The Wind Rises is quite unlike any other of Miyazaki’s films. Essentially a biopic, this Studio Ghbili prduction tells the story of Jiro Horikoshi, aeronautical engineer, who worked during the pre- war era, designing planes for Mitsubishi.
Jiro’s life is documented into sections. The beginning of the film sees him as a school child, where his tendency for working hard becomes clear. His desire to design planes comes to him in a dream, where he meets his real-life idol, the Italian, Count Giovanni Caproni. “Aeroplanes are dreams”, says Caproni. This encapsulates the extent of the fantasy elemen within the film, which in comparison to Miyazaki’s others, is really nothing much.
Jiro goes onto fulfill his childhood desire to build planes, and further, becomes Japans finest, and most skilled technician. His character from the beginning, is painted with patience, compassion, modesty and delicate attention. Jiro’s eye for fine details provides him with the ability to creatively deconstruct and rebuild; entirely endearing, Miyazaki chose to have Jiro gain inspiration for his final aeroplane wing design, from an arched bone he finds in one of his Mackerel dinners.
Jiro’s life must of course, consist of more than just working. Appearing fated, his relationship with Naoko develops from mere coincidence, to passionate love. Adding an element of harsh, unforgiving reality to the film, Naoko’s character and pathway through the film offers complexity, as well as connecting and paralleling the delicacy of the human makeup, to that of an aeroplane.

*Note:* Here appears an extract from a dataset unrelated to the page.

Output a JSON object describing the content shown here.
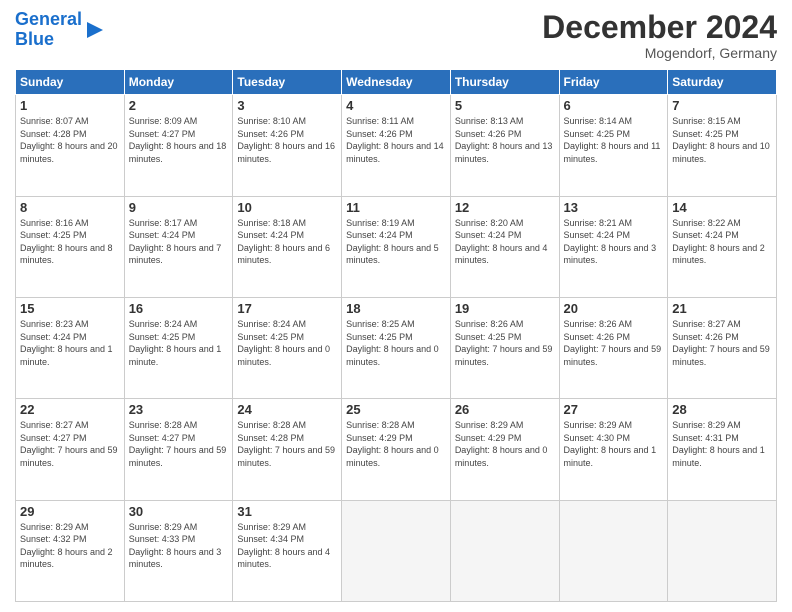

Despite the film not being the in-your-face fantasy epic that Miyazaki has his fans seeking, The Wind Rises offers a mature, subtle tale with hidden depths- interestingly, all of the sound effects within the film were created with human voices. Not devoid of lovable qualities, there are still moments of laughter on offer, and as a biopic, you’re able to digest some new, historical information. As Miyazaki’s last, this film adds diversity to his collection. For those interested in exploring his previous films, look first to My Neighbour Totoro (1988), Spirited Away (2001) and Ponyo (2008).